Ian Mathews

Easter, my grandmother and the trouble with caraway seeds

Which items of food from your childhood did your parents force you to eat which now, blessed with the gift of choice, you wouldn’t touch with a proverbial bargepole? Pig trotters, cow heels and various items of offal, such as hearts, brains and ‘lights’, may spring to mind. Brussels sprouts, of course, and possibly dubious seafood such as cockles and whelks. Some may also rejoice that tripe and onions and beef dripping rarely feature on the menu these days, outside of Michelin-starred restaurants that really should know better.

As I mull over these delicacies, all of which I have consumed reluctantly, my mind wanders back to Easter visits to my grandmother’s spick and span council house on the other side of the Pennines. Both my mother and grandma were good cooks, but prone to using ‘unusual’ ingredients.

Breakfast was a highlight, as daily I woke to the tantalising smell of homemade hot cross buns, to be bathed in golden butter. Lunch was always the same; a stew, heavy on potato and light on the meat, followed by tinned rice pudding. Tea was often tongue sandwiches or brawn followed by strawberry jelly and evaporated milk.

This being Easter, however, it was only a matter of time before my grandma’s festive offering of caraway seed biscuits made their annual appearance. The caraway seed was as near to exotic, foreign or inventive as my grandma’s modest baking aspirations ever got, and she was proud of stepping out of her comfort zone, as a later generation might have remarked.

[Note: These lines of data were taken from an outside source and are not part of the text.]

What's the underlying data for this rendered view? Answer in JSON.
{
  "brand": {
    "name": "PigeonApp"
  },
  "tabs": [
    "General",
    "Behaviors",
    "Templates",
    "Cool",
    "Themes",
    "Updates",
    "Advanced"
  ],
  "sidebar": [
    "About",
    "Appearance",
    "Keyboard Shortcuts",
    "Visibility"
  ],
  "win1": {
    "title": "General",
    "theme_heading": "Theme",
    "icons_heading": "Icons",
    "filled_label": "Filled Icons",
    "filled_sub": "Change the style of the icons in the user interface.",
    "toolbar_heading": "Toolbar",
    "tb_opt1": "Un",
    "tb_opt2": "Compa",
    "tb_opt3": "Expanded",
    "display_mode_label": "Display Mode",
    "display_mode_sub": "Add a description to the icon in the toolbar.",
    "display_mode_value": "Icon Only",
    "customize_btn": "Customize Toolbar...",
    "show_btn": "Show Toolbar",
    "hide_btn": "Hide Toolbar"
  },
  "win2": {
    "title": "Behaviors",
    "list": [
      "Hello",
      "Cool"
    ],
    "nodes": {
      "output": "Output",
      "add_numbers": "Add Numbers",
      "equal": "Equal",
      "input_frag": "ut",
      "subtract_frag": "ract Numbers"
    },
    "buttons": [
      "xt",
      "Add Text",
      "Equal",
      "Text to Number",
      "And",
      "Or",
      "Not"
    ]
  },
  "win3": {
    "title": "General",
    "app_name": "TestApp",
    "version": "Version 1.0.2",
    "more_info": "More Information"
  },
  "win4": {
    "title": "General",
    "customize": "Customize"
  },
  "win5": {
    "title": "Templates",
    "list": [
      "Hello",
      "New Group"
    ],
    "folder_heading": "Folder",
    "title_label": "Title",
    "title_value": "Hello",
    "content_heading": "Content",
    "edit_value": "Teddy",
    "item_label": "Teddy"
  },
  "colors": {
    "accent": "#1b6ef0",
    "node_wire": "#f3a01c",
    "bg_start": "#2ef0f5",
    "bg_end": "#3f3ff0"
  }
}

For the uninitiated, caraway biscuits are made from shortbread flavoured with seeds which taste of aniseed and liquorice with a peppery undertone, as Nigella might say. The problem is that the tiny splinter-like seeds find their way into every crevice and crack between your teeth and have a tendency to stick in the palate. Consequently, for an hour or so after tea my brother and I had to pick seeds from our mouths, which was impolite.

So we didn’t love the biscuits. As a six-year-old, I was unaware that the caraway seed represents the virtue of faithfulness and that in medieval Germany they were placed under a child’s crib or sprinkled on coffins to keep away wicked spirits. Neither did I care that the caraway cross is popular at Easter time in Sweden, and that the Poles lovingly add the seeds to bread, vodka and soups. Caraway allegedly enhances the flavour of savoury dishes and goes well with vegetables such as cabbage, although I was spared this culinary invention.

Why caraway seeds are associated with Easter is unclear, although some say that caraway cake was made to celebrate the sowing of spring wheat, and so it is seen as a welcome sign of warmer months to come.

I haven’t had to eat one of my grandma’s biscuits for nearly 60 years now. Nevertheless, if I could go back in time and sit at that teatime table, with its immaculate tablecloth and omnipresent jar of beetroot, with a roaring coal fire behind me, I would. I would also try to redeem my previous poor manners – after all, Easter is the season of redemption. Even for caraway seed biscuits.